Ursula Le Guin’s classic science fiction novel is a re-read for me, but this is the first review I have posted on it. I remember enjoying it in my young adulthood and now – however many years later – it is a delight to find it equally as compelling. Travelling right now, it lured me back for a chapter or two on buses and trains – or curled up at some ungodly hour in a hotel room when I should have been sleeping. Clearly a powerful book.
The Left Hand of Darkness surrounds two characters – Genly Ai, an envoy representing an interplanetary body committed to peace and unity, and Estraven, a wily politician on the planet he is visiting. Gethen is a wintery planet, and the people there lack gender. Once a month, they go through a mating phase known as ‘kummer’ during which hey adopt male or female physical characteristics. They may adopt either over their lives, depending upon the gender adopted by their mate.
The relationship between the two characters is a fascinating one, seen initially only through the envoy’s eyes. As the narration changes (Estraven narrates alternating chapters and short spurts of Gethenian history and folklore are also included) we begin to understand how little the envoy understands the culture and politics of the world he had chosen to visit. His path is a dangerous one – and the one man he should trust is the one he is most suspicious of.
Le Guin’s world is fascinating and fully realised – the history and backstory are rich and realistic.

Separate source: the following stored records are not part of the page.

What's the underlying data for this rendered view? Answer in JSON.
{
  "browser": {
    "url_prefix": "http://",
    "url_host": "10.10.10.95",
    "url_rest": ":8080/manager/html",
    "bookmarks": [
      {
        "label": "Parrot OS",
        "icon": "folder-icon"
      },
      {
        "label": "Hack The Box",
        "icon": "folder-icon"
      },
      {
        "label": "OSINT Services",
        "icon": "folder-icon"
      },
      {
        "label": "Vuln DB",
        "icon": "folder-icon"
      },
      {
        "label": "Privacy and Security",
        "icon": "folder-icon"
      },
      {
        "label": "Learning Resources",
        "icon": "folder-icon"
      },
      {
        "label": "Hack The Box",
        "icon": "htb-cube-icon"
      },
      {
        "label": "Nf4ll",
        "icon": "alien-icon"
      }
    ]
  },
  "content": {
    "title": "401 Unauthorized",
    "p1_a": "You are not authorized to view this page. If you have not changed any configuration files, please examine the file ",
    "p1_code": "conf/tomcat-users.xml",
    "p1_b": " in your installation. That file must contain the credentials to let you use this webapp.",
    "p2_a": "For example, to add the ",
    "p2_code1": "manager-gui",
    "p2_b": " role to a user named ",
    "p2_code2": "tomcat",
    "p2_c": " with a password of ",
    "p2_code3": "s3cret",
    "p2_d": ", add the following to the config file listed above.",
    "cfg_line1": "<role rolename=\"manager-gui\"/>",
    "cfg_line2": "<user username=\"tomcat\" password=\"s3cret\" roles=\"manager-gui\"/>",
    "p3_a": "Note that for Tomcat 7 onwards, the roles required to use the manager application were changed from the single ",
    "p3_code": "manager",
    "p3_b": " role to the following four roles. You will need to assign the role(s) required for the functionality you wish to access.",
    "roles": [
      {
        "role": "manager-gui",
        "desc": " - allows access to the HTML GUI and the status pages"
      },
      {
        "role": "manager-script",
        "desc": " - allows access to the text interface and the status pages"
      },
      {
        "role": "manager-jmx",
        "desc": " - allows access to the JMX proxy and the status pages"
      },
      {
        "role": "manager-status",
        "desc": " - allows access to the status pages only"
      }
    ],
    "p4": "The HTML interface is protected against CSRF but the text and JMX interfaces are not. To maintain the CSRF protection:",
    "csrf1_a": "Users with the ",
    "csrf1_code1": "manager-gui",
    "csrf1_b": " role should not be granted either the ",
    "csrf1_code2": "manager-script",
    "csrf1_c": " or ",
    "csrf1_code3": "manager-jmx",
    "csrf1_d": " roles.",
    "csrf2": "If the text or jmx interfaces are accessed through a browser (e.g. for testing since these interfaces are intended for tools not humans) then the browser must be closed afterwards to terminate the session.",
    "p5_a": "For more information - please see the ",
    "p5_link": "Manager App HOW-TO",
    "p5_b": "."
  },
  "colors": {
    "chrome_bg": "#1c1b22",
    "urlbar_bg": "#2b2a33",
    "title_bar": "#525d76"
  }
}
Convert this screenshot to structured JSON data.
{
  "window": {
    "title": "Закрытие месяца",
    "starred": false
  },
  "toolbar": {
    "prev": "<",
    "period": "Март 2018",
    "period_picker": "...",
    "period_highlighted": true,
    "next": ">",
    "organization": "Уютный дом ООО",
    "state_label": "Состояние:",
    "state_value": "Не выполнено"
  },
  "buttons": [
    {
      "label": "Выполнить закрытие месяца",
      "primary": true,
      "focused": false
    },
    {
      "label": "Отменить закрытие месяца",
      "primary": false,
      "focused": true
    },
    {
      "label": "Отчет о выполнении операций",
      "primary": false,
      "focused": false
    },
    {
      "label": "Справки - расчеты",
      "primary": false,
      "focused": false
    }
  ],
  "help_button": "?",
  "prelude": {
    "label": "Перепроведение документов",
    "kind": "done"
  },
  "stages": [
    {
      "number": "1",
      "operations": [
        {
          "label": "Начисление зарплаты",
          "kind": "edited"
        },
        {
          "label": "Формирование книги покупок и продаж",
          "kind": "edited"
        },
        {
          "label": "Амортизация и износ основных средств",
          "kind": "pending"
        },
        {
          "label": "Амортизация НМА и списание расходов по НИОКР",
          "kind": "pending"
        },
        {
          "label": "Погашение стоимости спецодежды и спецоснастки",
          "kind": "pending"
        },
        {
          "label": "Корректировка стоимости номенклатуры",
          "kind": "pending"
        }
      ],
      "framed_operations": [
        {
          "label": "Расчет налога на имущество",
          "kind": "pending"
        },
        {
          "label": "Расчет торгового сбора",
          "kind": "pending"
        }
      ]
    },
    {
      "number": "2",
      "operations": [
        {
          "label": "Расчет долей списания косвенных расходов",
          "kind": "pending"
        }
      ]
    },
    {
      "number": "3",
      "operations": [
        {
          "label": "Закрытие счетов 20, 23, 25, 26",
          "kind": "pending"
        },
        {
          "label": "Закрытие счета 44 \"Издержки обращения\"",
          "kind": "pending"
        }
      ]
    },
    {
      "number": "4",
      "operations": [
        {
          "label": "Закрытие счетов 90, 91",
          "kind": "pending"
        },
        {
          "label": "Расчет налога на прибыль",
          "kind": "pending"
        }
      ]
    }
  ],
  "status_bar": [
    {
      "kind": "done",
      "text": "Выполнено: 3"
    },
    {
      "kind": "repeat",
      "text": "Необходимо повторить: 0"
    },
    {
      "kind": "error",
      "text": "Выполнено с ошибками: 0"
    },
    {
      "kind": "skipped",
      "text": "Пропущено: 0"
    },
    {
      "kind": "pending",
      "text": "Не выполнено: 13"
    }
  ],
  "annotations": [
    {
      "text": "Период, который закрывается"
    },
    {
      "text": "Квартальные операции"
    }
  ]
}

Compelling and intelligent, The Left Hand of Darkness is more challenging than many modern science fictions. One that will provoke thought.